== THE TASK ==
Restate all of the records below exactly. Do not carry over any image.

(Component data from apps and pages)
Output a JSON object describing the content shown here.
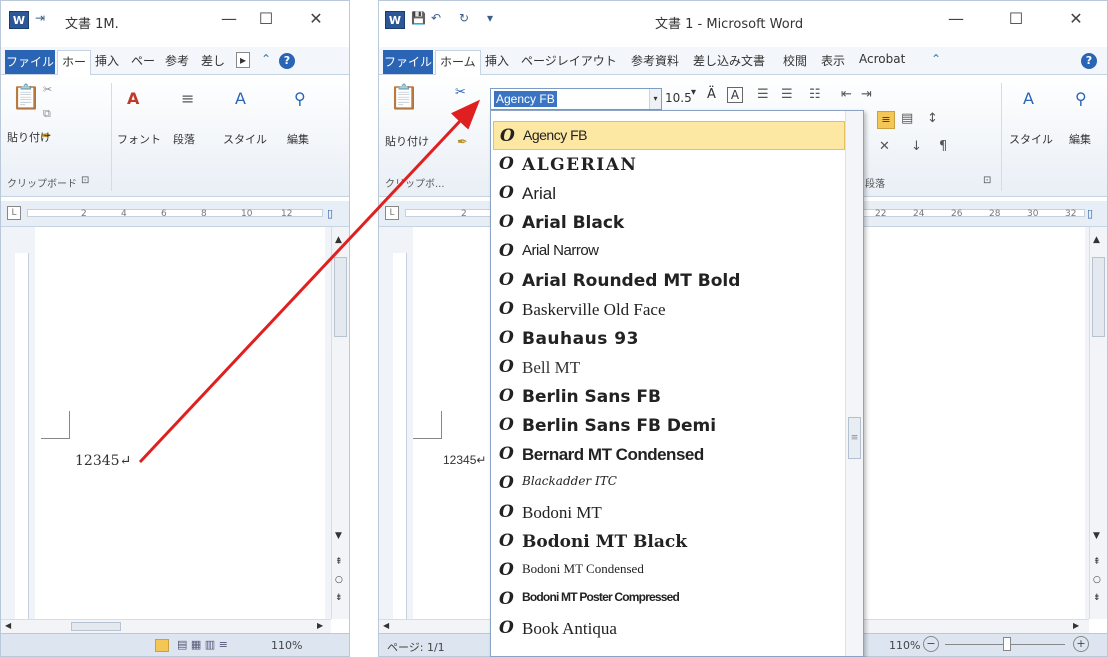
{
  "left_window": {
    "title": "文書 1M.",
    "file_tab": "ファイル",
    "tabs": [
      "ホー",
      "挿入",
      "ペー",
      "参考",
      "差し"
    ],
    "ribbon": {
      "paste": "貼り付け",
      "font": "フォント",
      "paragraph": "段落",
      "style": "スタイル",
      "editing": "編集",
      "clipboard_group": "クリップボード",
      "clipboard_launcher": "⊡"
    },
    "ruler_ticks": [
      "2",
      "4",
      "6",
      "8",
      "10",
      "12"
    ],
    "doc_text": "12345↵",
    "zoom": "110%"
  },
  "right_window": {
    "title": "文書 1 - Microsoft Word",
    "file_tab": "ファイル",
    "tabs": [
      "ホーム",
      "挿入",
      "ページレイアウト",
      "参考資料",
      "差し込み文書",
      "校閲",
      "表示",
      "Acrobat"
    ],
    "ribbon": {
      "paste": "貼り付け",
      "font_size": "10.5",
      "style": "スタイル",
      "editing": "編集",
      "clipboard_group": "クリップボ...",
      "paragraph_group": "段落"
    },
    "ruler_ticks": [
      "2",
      "22",
      "24",
      "26",
      "28",
      "30",
      "32"
    ],
    "doc_text": "12345↵",
    "status_page": "ページ: 1/1",
    "zoom": "110%",
    "font_box_value": "Agency FB"
  },
  "font_list": {
    "items": [
      {
        "name": "Agency FB",
        "selected": true
      },
      {
        "name": "ALGERIAN",
        "selected": false
      },
      {
        "name": "Arial",
        "selected": false
      },
      {
        "name": "Arial Black",
        "selected": false
      },
      {
        "name": "Arial Narrow",
        "selected": false
      },
      {
        "name": "Arial Rounded MT Bold",
        "selected": false
      },
      {
        "name": "Baskerville Old Face",
        "selected": false
      },
      {
        "name": "Bauhaus 93",
        "selected": false
      },
      {
        "name": "Bell MT",
        "selected": false
      },
      {
        "name": "Berlin Sans FB",
        "selected": false
      },
      {
        "name": "Berlin Sans FB Demi",
        "selected": false
      },
      {
        "name": "Bernard MT Condensed",
        "selected": false
      },
      {
        "name": "Blackadder ITC",
        "selected": false
      },
      {
        "name": "Bodoni MT",
        "selected": false
      },
      {
        "name": "Bodoni MT Black",
        "selected": false
      },
      {
        "name": "Bodoni MT Condensed",
        "selected": false
      },
      {
        "name": "Bodoni MT Poster Compressed",
        "selected": false
      },
      {
        "name": "Book Antiqua",
        "selected": false
      }
    ],
    "glyph": "O"
  },
  "colors": {
    "accent_blue": "#2a64b4",
    "selection_yellow": "#fce7a3",
    "annotation_arrow": "#e02020"
  }
}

== RESULT OF THE EXERCISE ==
Output a JSON object describing the content shown here.
{
  "left_window": {
    "title": "文書 1M.",
    "file_tab": "ファイル",
    "tabs": [
      "ホー",
      "挿入",
      "ペー",
      "参考",
      "差し"
    ],
    "ribbon": {
      "paste": "貼り付け",
      "font": "フォント",
      "paragraph": "段落",
      "style": "スタイル",
      "editing": "編集",
      "clipboard_group": "クリップボード",
      "clipboard_launcher": "⊡"
    },
    "ruler_ticks": [
      "2",
      "4",
      "6",
      "8",
      "10",
      "12"
    ],
    "doc_text": "12345↵",
    "zoom": "110%"
  },
  "right_window": {
    "title": "文書 1 - Microsoft Word",
    "file_tab": "ファイル",
    "tabs": [
      "ホーム",
      "挿入",
      "ページレイアウト",
      "参考資料",
      "差し込み文書",
      "校閲",
      "表示",
      "Acrobat"
    ],
    "ribbon": {
      "paste": "貼り付け",
      "font_size": "10.5",
      "style": "スタイル",
      "editing": "編集",
      "clipboard_group": "クリップボ...",
      "paragraph_group": "段落"
    },
    "ruler_ticks": [
      "2",
      "22",
      "24",
      "26",
      "28",
      "30",
      "32"
    ],
    "doc_text": "12345↵",
    "status_page": "ページ: 1/1",
    "zoom": "110%",
    "font_box_value": "Agency FB"
  },
  "font_list": {
    "items": [
      {
        "name": "Agency FB",
        "selected": true
      },
      {
        "name": "ALGERIAN",
        "selected": false
      },
      {
        "name": "Arial",
        "selected": false
      },
      {
        "name": "Arial Black",
        "selected": false
      },
      {
        "name": "Arial Narrow",
        "selected": false
      },
      {
        "name": "Arial Rounded MT Bold",
        "selected": false
      },
      {
        "name": "Baskerville Old Face",
        "selected": false
      },
      {
        "name": "Bauhaus 93",
        "selected": false
      },
      {
        "name": "Bell MT",
        "selected": false
      },
      {
        "name": "Berlin Sans FB",
        "selected": false
      },
      {
        "name": "Berlin Sans FB Demi",
        "selected": false
      },
      {
        "name": "Bernard MT Condensed",
        "selected": false
      },
      {
        "name": "Blackadder ITC",
        "selected": false
      },
      {
        "name": "Bodoni MT",
        "selected": false
      },
      {
        "name": "Bodoni MT Black",
        "selected": false
      },
      {
        "name": "Bodoni MT Condensed",
        "selected": false
      },
      {
        "name": "Bodoni MT Poster Compressed",
        "selected": false
      },
      {
        "name": "Book Antiqua",
        "selected": false
      }
    ],
    "glyph": "O"
  },
  "colors": {
    "accent_blue": "#2a64b4",
    "selection_yellow": "#fce7a3",
    "annotation_arrow": "#e02020"
  }
}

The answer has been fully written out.